The British Journal of Dermatology. 2003;148((2):):307-13.

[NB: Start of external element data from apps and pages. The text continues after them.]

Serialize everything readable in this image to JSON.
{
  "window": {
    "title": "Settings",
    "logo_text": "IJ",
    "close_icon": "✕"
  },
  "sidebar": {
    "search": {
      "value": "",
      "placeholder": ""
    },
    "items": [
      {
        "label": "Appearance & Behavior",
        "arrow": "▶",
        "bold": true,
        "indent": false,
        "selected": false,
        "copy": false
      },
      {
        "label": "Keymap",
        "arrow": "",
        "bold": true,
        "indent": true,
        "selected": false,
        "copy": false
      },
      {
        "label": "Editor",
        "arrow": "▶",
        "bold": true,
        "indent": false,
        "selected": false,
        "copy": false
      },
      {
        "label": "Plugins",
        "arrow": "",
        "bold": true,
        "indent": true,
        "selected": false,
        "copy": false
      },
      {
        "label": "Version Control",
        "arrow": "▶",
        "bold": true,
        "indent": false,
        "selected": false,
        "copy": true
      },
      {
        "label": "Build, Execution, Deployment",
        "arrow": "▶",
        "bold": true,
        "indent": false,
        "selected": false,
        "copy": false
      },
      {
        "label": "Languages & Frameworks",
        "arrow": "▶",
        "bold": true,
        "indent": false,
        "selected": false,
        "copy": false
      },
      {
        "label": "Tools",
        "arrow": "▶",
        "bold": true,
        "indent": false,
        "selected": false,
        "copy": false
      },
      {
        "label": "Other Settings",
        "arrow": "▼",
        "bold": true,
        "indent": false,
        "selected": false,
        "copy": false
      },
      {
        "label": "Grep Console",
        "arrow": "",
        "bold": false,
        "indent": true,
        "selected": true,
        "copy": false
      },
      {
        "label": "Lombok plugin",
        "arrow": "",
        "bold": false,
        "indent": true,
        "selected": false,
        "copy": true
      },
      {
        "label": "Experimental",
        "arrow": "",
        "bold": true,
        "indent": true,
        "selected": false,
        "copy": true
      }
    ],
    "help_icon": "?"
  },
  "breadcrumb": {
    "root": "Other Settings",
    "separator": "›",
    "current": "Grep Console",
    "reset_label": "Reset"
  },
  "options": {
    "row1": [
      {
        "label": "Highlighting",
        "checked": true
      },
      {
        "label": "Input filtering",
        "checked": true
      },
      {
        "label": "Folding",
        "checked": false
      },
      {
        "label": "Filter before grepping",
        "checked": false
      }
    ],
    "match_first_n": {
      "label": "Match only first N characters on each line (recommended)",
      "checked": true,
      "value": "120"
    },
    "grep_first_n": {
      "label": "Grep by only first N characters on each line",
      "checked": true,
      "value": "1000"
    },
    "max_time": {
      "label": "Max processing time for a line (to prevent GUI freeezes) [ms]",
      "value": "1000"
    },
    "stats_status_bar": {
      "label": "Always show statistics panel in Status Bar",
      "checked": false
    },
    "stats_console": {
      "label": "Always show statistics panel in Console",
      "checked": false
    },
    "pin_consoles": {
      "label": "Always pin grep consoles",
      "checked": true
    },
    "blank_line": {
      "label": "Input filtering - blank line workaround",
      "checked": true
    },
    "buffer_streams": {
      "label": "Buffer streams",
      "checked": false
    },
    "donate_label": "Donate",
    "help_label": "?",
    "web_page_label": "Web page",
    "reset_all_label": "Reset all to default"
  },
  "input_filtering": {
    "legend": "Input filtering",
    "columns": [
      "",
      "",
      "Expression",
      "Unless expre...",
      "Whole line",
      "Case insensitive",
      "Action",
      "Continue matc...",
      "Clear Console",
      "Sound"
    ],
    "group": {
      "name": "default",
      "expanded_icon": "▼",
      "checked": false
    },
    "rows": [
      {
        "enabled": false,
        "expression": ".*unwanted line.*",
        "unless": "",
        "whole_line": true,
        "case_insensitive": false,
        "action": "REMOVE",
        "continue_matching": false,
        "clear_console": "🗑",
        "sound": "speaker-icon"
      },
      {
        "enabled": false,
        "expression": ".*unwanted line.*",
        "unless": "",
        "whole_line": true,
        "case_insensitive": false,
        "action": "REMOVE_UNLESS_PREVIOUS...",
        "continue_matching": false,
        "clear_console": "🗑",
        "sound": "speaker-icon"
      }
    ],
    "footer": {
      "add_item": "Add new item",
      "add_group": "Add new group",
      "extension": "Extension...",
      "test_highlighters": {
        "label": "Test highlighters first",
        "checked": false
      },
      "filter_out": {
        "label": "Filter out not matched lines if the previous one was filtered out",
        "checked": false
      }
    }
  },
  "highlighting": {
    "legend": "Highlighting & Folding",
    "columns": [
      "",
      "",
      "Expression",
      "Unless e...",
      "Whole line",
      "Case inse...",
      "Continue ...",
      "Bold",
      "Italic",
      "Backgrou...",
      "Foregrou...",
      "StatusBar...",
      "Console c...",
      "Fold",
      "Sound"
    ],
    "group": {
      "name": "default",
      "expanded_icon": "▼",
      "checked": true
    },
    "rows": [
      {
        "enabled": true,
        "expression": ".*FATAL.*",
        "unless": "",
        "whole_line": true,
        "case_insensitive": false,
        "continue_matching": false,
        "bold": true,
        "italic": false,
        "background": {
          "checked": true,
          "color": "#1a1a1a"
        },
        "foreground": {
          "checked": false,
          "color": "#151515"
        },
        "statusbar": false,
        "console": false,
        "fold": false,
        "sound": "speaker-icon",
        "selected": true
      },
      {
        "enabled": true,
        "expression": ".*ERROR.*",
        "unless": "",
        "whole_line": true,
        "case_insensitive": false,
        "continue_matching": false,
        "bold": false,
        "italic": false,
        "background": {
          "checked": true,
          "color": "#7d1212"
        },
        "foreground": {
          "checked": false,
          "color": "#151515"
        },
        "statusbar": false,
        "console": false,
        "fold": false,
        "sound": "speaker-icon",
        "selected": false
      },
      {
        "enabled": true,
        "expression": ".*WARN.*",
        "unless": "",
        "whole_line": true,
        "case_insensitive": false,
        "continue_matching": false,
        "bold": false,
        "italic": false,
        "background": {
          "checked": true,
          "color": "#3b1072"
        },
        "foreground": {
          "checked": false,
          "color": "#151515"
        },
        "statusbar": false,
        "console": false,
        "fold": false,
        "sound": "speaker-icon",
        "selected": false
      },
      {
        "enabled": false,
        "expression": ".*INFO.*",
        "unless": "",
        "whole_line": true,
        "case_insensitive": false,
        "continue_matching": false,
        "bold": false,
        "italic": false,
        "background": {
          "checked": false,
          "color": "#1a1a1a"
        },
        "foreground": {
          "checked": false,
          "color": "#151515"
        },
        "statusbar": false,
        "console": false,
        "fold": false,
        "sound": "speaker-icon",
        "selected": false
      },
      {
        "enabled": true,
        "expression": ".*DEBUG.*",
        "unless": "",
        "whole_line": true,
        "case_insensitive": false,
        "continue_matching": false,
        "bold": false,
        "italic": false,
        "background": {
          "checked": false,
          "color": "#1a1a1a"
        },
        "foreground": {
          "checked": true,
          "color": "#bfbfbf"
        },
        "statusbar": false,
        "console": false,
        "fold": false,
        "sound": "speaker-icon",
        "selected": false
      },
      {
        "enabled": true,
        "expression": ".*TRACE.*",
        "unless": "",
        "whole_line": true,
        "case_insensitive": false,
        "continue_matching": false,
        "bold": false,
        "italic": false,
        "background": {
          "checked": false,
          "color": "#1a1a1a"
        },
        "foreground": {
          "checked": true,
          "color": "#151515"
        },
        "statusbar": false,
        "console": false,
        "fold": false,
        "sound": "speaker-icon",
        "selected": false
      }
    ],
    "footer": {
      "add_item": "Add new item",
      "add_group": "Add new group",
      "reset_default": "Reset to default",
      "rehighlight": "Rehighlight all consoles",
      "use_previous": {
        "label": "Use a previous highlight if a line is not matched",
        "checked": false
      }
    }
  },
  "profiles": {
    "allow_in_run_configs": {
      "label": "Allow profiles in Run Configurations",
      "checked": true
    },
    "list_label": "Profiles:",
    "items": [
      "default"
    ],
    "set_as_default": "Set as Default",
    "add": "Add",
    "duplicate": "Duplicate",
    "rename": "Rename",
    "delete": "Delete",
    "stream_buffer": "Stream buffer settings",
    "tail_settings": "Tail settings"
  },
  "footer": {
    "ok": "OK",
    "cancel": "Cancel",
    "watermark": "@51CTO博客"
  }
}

BACKGROUND Autologous blood therapy (ABT) is used for treating atopic dermatitis (AD) in some European countries and is promoted on internet sites for this condition. However, there is little evidence from rigorous clinical trials to suggest that it is effective. OBJECTIVES To test the effectiveness of ABT for the symptomatic treatment of patients with AD. METHODS Fifty subjects responded to press advertisements, and 31 were randomized within strata of severity at recruitment. Patients were included into a double-blind, placebo-controlled trial and received ABT or placebo once weekly for 5 weeks. Assessments were performed at baseline, at weekly intervals and after a 5-week follow up. The Six Area, Six Sign AD (SASSAD) severity index was predefined as the primary outcome measure. The Dermatology Life Quality Index and patient ratings of pruritus, quality of sleep and skin appearance on 100-mm visual analogue scales were defined as secondary outcome measures. Success of patient blinding and adverse events were assessed. RESULTS Data were analysed on an intention-to-treat basis. Analysis of covariance suggested a significant differential change of the SASSAD score between baseline and the end of the follow-up period in favour of ABT. The mean reduction in SASSAD score was 13. 5 points (95% confidence interval, CI 6. 6-20. 4, P < 0. 001) over and above placebo; the corresponding value at the end of treatment was 9. 6 (95% CI 4. 2-14. 9, P = 0. 001). No clear significant intergroup differences in any of the secondary outcome measures were found. Six patients in the ABT group and seven in the placebo group reported minor and transient adverse events. CONCLUSIONS These data suggest that, according to the SASSAD score, ABT has beneficial effects in the treatment of AD, although this was not confirmed by the patient-rated assessments. The improvement in observer-rated skin condition suggested by this study needs confirmation in larger trials.